Clear Space Theatre Company may not be getting a new home on Rehoboth Avenue, but at the very least, it appears the theater made a smart investment on the three lots it tried to build on.
According to online listings, the three lots at 413, 415 and 417 Rehoboth Ave. have been sold for $2.8 million. The theater purchased the three 50-by-100-foot parcels for $2.1 million in late 2019.
In a press release Nov. 15, Clear Space Executive Director Wesley Paulson confirmed the sale of the lots and said the theater’s search for space outside the city continues.
“We are not finished. It is time to look ahead to what possibilities are out there,” said Paulson in a prepared statement.
Founded in 2004, Clear Space has been operating in the old Epworth United Methodist Church property on Baltimore Avenue since 2010. With a lease set to expire Dec. 31, 2020, and in advance of purchasing the property, the theater introduced a one-building design covering all three Rehoboth Avenue lots in October 2018. After significant pushback from surrounding neighbors, Clear Space revealed its plans for a two-building layout in May 2020.
After years of delays due to lawsuits and process-approval appeals, the theater’s board of directors voted to sell the properties in July. Soon after, they were put up for sale and listed at $2.99 million.
The lots are now cleared, but two had included houses when Clear Space purchased them. The two-story house at 415 Rehoboth Ave. was demolished in May 2020. A historic beach bungalow at 413 Rehoboth Ave. was moved across town and renovated.

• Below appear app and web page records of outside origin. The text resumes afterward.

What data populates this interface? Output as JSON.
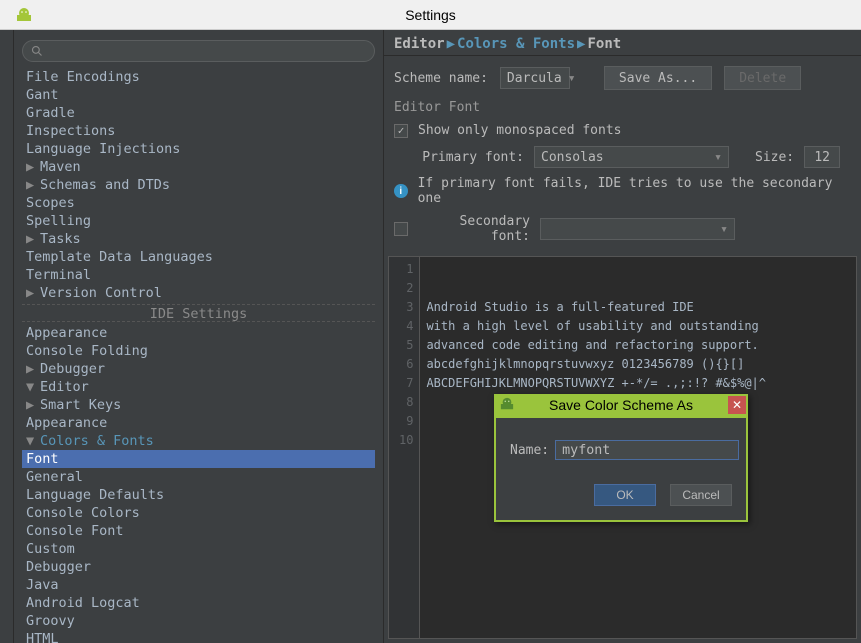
{
  "titlebar": {
    "title": "Settings"
  },
  "breadcrumb": {
    "a": "Editor",
    "b": "Colors & Fonts",
    "c": "Font"
  },
  "scheme": {
    "label": "Scheme name:",
    "value": "Darcula",
    "save_as": "Save As...",
    "delete": "Delete"
  },
  "editorfont": {
    "title": "Editor Font",
    "show_mono": "Show only monospaced fonts",
    "primary_label": "Primary font:",
    "primary_value": "Consolas",
    "size_label": "Size:",
    "size_value": "12",
    "info": "If primary font fails, IDE tries to use the secondary one",
    "secondary_label": "Secondary font:",
    "secondary_value": ""
  },
  "code": {
    "l1": "Android Studio is a full-featured IDE",
    "l2": "with a high level of usability and outstanding",
    "l3": "advanced code editing and refactoring support.",
    "l4": "",
    "l5": "abcdefghijklmnopqrstuvwxyz 0123456789 (){}[]",
    "l6": "ABCDEFGHIJKLMNOPQRSTUVWXYZ +-*/= .,;:!? #&$%@|^",
    "l7": "",
    "l8": "",
    "l9": "",
    "l10": ""
  },
  "linenums": {
    "n1": "1",
    "n2": "2",
    "n3": "3",
    "n4": "4",
    "n5": "5",
    "n6": "6",
    "n7": "7",
    "n8": "8",
    "n9": "9",
    "n10": "10"
  },
  "dialog": {
    "title": "Save Color Scheme As",
    "name_label": "Name:",
    "name_value": "myfont",
    "ok": "OK",
    "cancel": "Cancel"
  },
  "tree": {
    "file_encodings": "File Encodings",
    "gant": "Gant",
    "gradle": "Gradle",
    "inspections": "Inspections",
    "lang_inj": "Language Injections",
    "maven": "Maven",
    "schemas": "Schemas and DTDs",
    "scopes": "Scopes",
    "spelling": "Spelling",
    "tasks": "Tasks",
    "tdl": "Template Data Languages",
    "terminal": "Terminal",
    "vc": "Version Control",
    "heading": "IDE Settings",
    "appearance": "Appearance",
    "console_folding": "Console Folding",
    "debugger": "Debugger",
    "editor": "Editor",
    "smart_keys": "Smart Keys",
    "appearance2": "Appearance",
    "colors_fonts": "Colors & Fonts",
    "font": "Font",
    "general": "General",
    "lang_defaults": "Language Defaults",
    "console_colors": "Console Colors",
    "console_font": "Console Font",
    "custom": "Custom",
    "debugger2": "Debugger",
    "java": "Java",
    "android_logcat": "Android Logcat",
    "groovy": "Groovy",
    "html": "HTML"
  }
}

The three lots are in the city’s C-1 commercial district, which allows for full lot coverage. However, because the lots have R-2 general residential lots to the north, city code requires a five-foot setback in the rear yard. Code also calls for a screen in order to shield or obscure the lot from those in the abutting residential district.
For now, the theater will remain on Baltimore Avenue – about halfway through 2020, officials signed a 5-year lease because the process with the city was taking so long – but it’s not clear what the theater’s next move will be toward finding a new home.

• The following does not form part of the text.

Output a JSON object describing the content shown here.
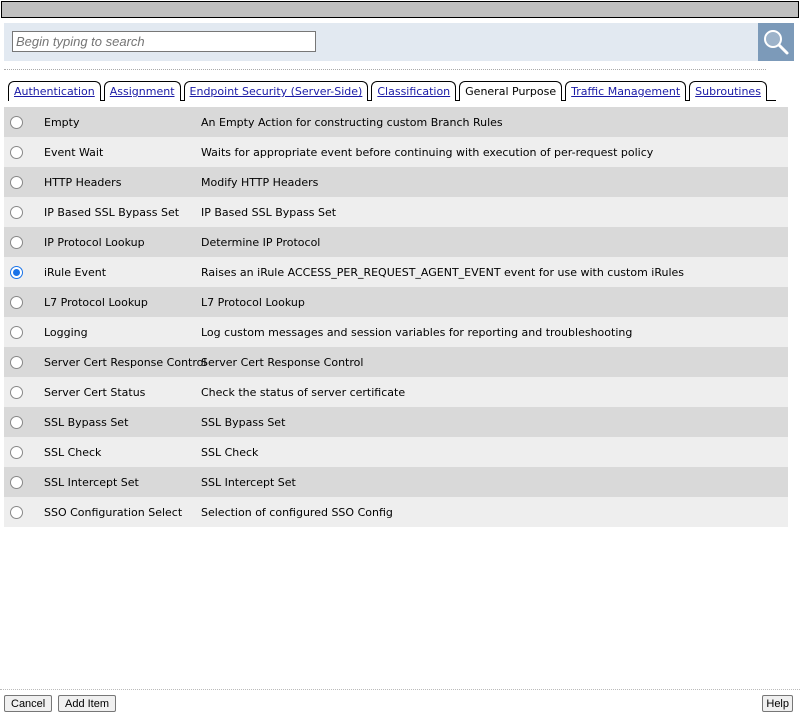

Throughout the drawn-out process with the city, Paulson said the theater’s business model depends on the foot traffic offered by having a facility within walking distance of downtown.